When I was growing up, my favorite uncle had type II diabetes. I did not know exactly what this was but I knew he could not eat certain things (even pasta- something I have since learned that was not absolutely necessary) and that he was using a (scary in my eyes) device to monitor his blood sugar at home.
In my young brain, type 2 diabetes was something that happened to old people, prevented you from eating nice things like chocolate and had a strange name (diabetes in Greek also means a compass tool used for geometry).
However, I have learned a few things since: a) Type 2 diabetes is increasingly affecting children and younger adults (following a rise in youth obesity – 1 in 3 children is overweight or obese, see for example some recent data on Portuguese youth) b) There are things one can do to prevent it from happening and c) Diabetes has nothing to do with geometry.
Given the ongoing increase in diabetes prevalence (1 in 11 adults has diabetes) and the fact that about 90% of diabetes patients have type 2 diabetes, focusing on prevention of type 2 diabetes seems to be the way forward in order to bring this number down. The recently announced “sugar tax” that caused a lot of media attention represents such an effort.
I asked people on Social Media what they thought could be done. The few replies that I got seem to revolve around a main point: educate children and if possible do that at school!
Indeed, schools seem to be ideal places for diabetes prevention programmes. They could theoretically tackle two of the main diabetes risk factors: obesity and lack of physical activity via nutritional education, provision of healthy eating options and exercise programs.
In a report on how to deal with obesity prevention back in 2012, the Institute of Medicine (IOM) has described schools as focal points in dealing with obesity and a Cochrane Review from around the same time showed beneficial effects of child obesity prevention programmes.

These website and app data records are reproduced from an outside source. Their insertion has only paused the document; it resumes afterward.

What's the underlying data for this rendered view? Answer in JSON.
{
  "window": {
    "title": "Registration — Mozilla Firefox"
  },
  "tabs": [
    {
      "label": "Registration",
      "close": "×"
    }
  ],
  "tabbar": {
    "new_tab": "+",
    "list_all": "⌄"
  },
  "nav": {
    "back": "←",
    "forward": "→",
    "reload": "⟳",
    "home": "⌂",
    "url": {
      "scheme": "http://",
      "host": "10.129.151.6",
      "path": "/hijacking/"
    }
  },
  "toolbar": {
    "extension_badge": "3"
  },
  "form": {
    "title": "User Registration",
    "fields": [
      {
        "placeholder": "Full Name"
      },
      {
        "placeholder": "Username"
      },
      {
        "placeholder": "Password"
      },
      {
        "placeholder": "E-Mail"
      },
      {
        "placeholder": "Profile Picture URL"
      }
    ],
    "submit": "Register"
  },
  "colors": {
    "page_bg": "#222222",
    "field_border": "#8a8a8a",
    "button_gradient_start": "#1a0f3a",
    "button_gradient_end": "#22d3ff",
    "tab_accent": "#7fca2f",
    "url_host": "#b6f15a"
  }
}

This review suggests that a school curriculum that includes healthy eating, physical activity seem to be a promising strategy (amongst others). These and other initiatives are very nicely summed up in this Editorial from Lancet. If you are interested in such studies, keep an eye open for the next Cochrane Review on implementation of obesity prevention programs, as a protocol has been recently submitted.
This made me wonder whether there are countries where healthy eating curricula or policies are implemented in schools. I certainly do hope that things have at least changed a bit since the time I was a student: I cannot even think of one healthy food option offered in the school shop; there was zero nutritional education; and you could easily skip physical education classes.
In the UK for instance, there is some change observed in the food served in some British schools, partly thanks to TV Chef Jamie Oliver’s documentary series 10 years ago. I also wonder if/how such policies can be implemented taking into account more complicated factors such as educational inequalities that seem to affect diabetes-related mortality and low income contexts where there seems to be a rise in diabetes prevalence.
I would be interested to see what is being done in schools in other countries. Please share your experience! How can diabetes prevention interventions be implemented in schools? Are you aware of any creative interventions in your country? Or maybe you have some fun ideas yourself?
I think I will call my uncle today. As he was never overweight in his life maybe he has some other ideas of how his diabetes could (or perhaps could not) have been prevented. And as he is a language lover maybe he can explain to me why in Greek we use the same word for this disease and the compass tool.